Component data from apps and pages =>
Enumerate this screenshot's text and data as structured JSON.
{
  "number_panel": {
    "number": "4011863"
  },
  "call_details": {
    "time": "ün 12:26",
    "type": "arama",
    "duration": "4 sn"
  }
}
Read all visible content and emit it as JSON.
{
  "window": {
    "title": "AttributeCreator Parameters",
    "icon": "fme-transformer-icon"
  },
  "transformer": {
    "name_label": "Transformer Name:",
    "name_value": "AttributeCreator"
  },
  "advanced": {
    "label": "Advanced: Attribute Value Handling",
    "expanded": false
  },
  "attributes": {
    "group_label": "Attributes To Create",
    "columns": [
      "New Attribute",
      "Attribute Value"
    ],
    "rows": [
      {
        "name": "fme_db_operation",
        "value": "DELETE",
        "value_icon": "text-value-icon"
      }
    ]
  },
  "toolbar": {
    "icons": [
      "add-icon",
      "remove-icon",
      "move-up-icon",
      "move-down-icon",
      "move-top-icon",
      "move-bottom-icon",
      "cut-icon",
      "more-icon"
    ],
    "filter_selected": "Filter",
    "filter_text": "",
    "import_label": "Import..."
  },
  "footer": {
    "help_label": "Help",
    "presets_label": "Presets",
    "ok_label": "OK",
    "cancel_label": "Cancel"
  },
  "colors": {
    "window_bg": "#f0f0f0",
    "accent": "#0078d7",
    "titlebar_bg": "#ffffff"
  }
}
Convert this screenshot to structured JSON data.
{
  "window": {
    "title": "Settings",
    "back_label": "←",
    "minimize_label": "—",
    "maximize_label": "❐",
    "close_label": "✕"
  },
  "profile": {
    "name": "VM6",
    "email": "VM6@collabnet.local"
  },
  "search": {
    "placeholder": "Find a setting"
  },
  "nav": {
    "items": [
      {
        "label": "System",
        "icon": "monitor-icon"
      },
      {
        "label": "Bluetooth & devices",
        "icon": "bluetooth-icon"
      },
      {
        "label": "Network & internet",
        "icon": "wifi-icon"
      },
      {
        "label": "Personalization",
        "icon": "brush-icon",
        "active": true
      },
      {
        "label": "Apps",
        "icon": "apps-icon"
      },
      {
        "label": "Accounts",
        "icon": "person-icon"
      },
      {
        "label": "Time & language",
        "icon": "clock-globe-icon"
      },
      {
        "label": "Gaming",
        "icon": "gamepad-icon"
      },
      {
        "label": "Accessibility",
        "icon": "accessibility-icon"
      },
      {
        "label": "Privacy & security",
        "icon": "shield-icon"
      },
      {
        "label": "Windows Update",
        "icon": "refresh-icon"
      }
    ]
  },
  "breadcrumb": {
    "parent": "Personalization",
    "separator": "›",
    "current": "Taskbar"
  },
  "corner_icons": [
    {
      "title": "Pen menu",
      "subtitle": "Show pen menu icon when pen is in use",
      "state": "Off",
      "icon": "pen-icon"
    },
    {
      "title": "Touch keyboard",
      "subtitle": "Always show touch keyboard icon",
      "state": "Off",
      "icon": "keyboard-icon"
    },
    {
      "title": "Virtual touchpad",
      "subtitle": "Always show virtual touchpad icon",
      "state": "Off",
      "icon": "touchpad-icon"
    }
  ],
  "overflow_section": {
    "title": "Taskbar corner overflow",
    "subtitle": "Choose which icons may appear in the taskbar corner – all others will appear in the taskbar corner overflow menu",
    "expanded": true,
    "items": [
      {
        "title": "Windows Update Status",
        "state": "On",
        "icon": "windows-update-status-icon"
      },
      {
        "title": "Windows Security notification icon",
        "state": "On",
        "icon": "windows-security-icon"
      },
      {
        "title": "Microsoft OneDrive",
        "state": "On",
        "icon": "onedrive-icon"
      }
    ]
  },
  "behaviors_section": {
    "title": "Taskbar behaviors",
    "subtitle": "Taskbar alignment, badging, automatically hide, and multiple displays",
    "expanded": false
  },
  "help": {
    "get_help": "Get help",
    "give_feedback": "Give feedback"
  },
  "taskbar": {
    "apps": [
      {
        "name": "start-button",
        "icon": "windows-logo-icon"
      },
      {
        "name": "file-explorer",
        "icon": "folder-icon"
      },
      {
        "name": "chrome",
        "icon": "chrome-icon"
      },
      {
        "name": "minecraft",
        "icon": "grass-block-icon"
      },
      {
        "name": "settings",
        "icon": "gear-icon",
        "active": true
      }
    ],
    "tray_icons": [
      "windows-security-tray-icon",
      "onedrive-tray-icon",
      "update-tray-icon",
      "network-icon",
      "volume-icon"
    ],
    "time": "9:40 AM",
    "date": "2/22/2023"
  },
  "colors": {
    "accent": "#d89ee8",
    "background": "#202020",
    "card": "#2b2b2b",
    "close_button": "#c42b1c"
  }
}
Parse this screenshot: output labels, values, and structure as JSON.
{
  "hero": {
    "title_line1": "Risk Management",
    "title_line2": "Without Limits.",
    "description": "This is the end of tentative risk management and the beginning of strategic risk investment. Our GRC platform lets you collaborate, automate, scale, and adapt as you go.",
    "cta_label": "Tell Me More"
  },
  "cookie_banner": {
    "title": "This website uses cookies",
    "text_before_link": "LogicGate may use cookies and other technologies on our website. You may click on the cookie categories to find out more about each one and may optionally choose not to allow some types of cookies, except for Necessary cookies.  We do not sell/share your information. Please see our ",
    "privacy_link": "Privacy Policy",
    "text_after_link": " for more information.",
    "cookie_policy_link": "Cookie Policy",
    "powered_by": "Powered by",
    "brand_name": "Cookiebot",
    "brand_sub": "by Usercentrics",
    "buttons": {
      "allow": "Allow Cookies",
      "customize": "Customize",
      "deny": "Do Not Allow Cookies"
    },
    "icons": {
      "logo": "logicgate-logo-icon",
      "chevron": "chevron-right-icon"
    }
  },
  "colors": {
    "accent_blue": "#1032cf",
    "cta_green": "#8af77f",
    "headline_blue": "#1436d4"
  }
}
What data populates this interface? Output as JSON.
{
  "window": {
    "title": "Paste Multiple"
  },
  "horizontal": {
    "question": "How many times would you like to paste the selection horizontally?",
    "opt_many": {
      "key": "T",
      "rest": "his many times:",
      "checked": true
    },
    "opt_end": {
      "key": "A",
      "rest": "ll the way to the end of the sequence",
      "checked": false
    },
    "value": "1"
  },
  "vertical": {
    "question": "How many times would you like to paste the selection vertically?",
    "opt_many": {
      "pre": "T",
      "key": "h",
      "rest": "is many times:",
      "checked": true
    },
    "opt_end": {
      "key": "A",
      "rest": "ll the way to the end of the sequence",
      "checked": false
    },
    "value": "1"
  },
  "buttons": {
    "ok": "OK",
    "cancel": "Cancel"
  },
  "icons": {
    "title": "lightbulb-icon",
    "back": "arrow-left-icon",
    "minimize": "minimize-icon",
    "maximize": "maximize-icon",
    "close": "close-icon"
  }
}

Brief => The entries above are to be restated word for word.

Task answer =>
Enumerate this screenshot's text and data as structured JSON.
{
  "number_panel": {
    "number": "4011863"
  },
  "call_details": {
    "time": "ün 12:26",
    "type": "arama",
    "duration": "4 sn"
  }
}
Read all visible content and emit it as JSON.
{
  "window": {
    "title": "AttributeCreator Parameters",
    "icon": "fme-transformer-icon"
  },
  "transformer": {
    "name_label": "Transformer Name:",
    "name_value": "AttributeCreator"
  },
  "advanced": {
    "label": "Advanced: Attribute Value Handling",
    "expanded": false
  },
  "attributes": {
    "group_label": "Attributes To Create",
    "columns": [
      "New Attribute",
      "Attribute Value"
    ],
    "rows": [
      {
        "name": "fme_db_operation",
        "value": "DELETE",
        "value_icon": "text-value-icon"
      }
    ]
  },
  "toolbar": {
    "icons": [
      "add-icon",
      "remove-icon",
      "move-up-icon",
      "move-down-icon",
      "move-top-icon",
      "move-bottom-icon",
      "cut-icon",
      "more-icon"
    ],
    "filter_selected": "Filter",
    "filter_text": "",
    "import_label": "Import..."
  },
  "footer": {
    "help_label": "Help",
    "presets_label": "Presets",
    "ok_label": "OK",
    "cancel_label": "Cancel"
  },
  "colors": {
    "window_bg": "#f0f0f0",
    "accent": "#0078d7",
    "titlebar_bg": "#ffffff"
  }
}
Convert this screenshot to structured JSON data.
{
  "window": {
    "title": "Settings",
    "back_label": "←",
    "minimize_label": "—",
    "maximize_label": "❐",
    "close_label": "✕"
  },
  "profile": {
    "name": "VM6",
    "email": "VM6@collabnet.local"
  },
  "search": {
    "placeholder": "Find a setting"
  },
  "nav": {
    "items": [
      {
        "label": "System",
        "icon": "monitor-icon"
      },
      {
        "label": "Bluetooth & devices",
        "icon": "bluetooth-icon"
      },
      {
        "label": "Network & internet",
        "icon": "wifi-icon"
      },
      {
        "label": "Personalization",
        "icon": "brush-icon",
        "active": true
      },
      {
        "label": "Apps",
        "icon": "apps-icon"
      },
      {
        "label": "Accounts",
        "icon": "person-icon"
      },
      {
        "label": "Time & language",
        "icon": "clock-globe-icon"
      },
      {
        "label": "Gaming",
        "icon": "gamepad-icon"
      },
      {
        "label": "Accessibility",
        "icon": "accessibility-icon"
      },
      {
        "label": "Privacy & security",
        "icon": "shield-icon"
      },
      {
        "label": "Windows Update",
        "icon": "refresh-icon"
      }
    ]
  },
  "breadcrumb": {
    "parent": "Personalization",
    "separator": "›",
    "current": "Taskbar"
  },
  "corner_icons": [
    {
      "title": "Pen menu",
      "subtitle": "Show pen menu icon when pen is in use",
      "state": "Off",
      "icon": "pen-icon"
    },
    {
      "title": "Touch keyboard",
      "subtitle": "Always show touch keyboard icon",
      "state": "Off",
      "icon": "keyboard-icon"
    },
    {
      "title": "Virtual touchpad",
      "subtitle": "Always show virtual touchpad icon",
      "state": "Off",
      "icon": "touchpad-icon"
    }
  ],
  "overflow_section": {
    "title": "Taskbar corner overflow",
    "subtitle": "Choose which icons may appear in the taskbar corner – all others will appear in the taskbar corner overflow menu",
    "expanded": true,
    "items": [
      {
        "title": "Windows Update Status",
        "state": "On",
        "icon": "windows-update-status-icon"
      },
      {
        "title": "Windows Security notification icon",
        "state": "On",
        "icon": "windows-security-icon"
      },
      {
        "title": "Microsoft OneDrive",
        "state": "On",
        "icon": "onedrive-icon"
      }
    ]
  },
  "behaviors_section": {
    "title": "Taskbar behaviors",
    "subtitle": "Taskbar alignment, badging, automatically hide, and multiple displays",
    "expanded": false
  },
  "help": {
    "get_help": "Get help",
    "give_feedback": "Give feedback"
  },
  "taskbar": {
    "apps": [
      {
        "name": "start-button",
        "icon": "windows-logo-icon"
      },
      {
        "name": "file-explorer",
        "icon": "folder-icon"
      },
      {
        "name": "chrome",
        "icon": "chrome-icon"
      },
      {
        "name": "minecraft",
        "icon": "grass-block-icon"
      },
      {
        "name": "settings",
        "icon": "gear-icon",
        "active": true
      }
    ],
    "tray_icons": [
      "windows-security-tray-icon",
      "onedrive-tray-icon",
      "update-tray-icon",
      "network-icon",
      "volume-icon"
    ],
    "time": "9:40 AM",
    "date": "2/22/2023"
  },
  "colors": {
    "accent": "#d89ee8",
    "background": "#202020",
    "card": "#2b2b2b",
    "close_button": "#c42b1c"
  }
}
Parse this screenshot: output labels, values, and structure as JSON.
{
  "hero": {
    "title_line1": "Risk Management",
    "title_line2": "Without Limits.",
    "description": "This is the end of tentative risk management and the beginning of strategic risk investment. Our GRC platform lets you collaborate, automate, scale, and adapt as you go.",
    "cta_label": "Tell Me More"
  },
  "cookie_banner": {
    "title": "This website uses cookies",
    "text_before_link": "LogicGate may use cookies and other technologies on our website. You may click on the cookie categories to find out more about each one and may optionally choose not to allow some types of cookies, except for Necessary cookies.  We do not sell/share your information. Please see our ",
    "privacy_link": "Privacy Policy",
    "text_after_link": " for more information.",
    "cookie_policy_link": "Cookie Policy",
    "powered_by": "Powered by",
    "brand_name": "Cookiebot",
    "brand_sub": "by Usercentrics",
    "buttons": {
      "allow": "Allow Cookies",
      "customize": "Customize",
      "deny": "Do Not Allow Cookies"
    },
    "icons": {
      "logo": "logicgate-logo-icon",
      "chevron": "chevron-right-icon"
    }
  },
  "colors": {
    "accent_blue": "#1032cf",
    "cta_green": "#8af77f",
    "headline_blue": "#1436d4"
  }
}
What data populates this interface? Output as JSON.
{
  "window": {
    "title": "Paste Multiple"
  },
  "horizontal": {
    "question": "How many times would you like to paste the selection horizontally?",
    "opt_many": {
      "key": "T",
      "rest": "his many times:",
      "checked": true
    },
    "opt_end": {
      "key": "A",
      "rest": "ll the way to the end of the sequence",
      "checked": false
    },
    "value": "1"
  },
  "vertical": {
    "question": "How many times would you like to paste the selection vertically?",
    "opt_many": {
      "pre": "T",
      "key": "h",
      "rest": "is many times:",
      "checked": true
    },
    "opt_end": {
      "key": "A",
      "rest": "ll the way to the end of the sequence",
      "checked": false
    },
    "value": "1"
  },
  "buttons": {
    "ok": "OK",
    "cancel": "Cancel"
  },
  "icons": {
    "title": "lightbulb-icon",
    "back": "arrow-left-icon",
    "minimize": "minimize-icon",
    "maximize": "maximize-icon",
    "close": "close-icon"
  }
}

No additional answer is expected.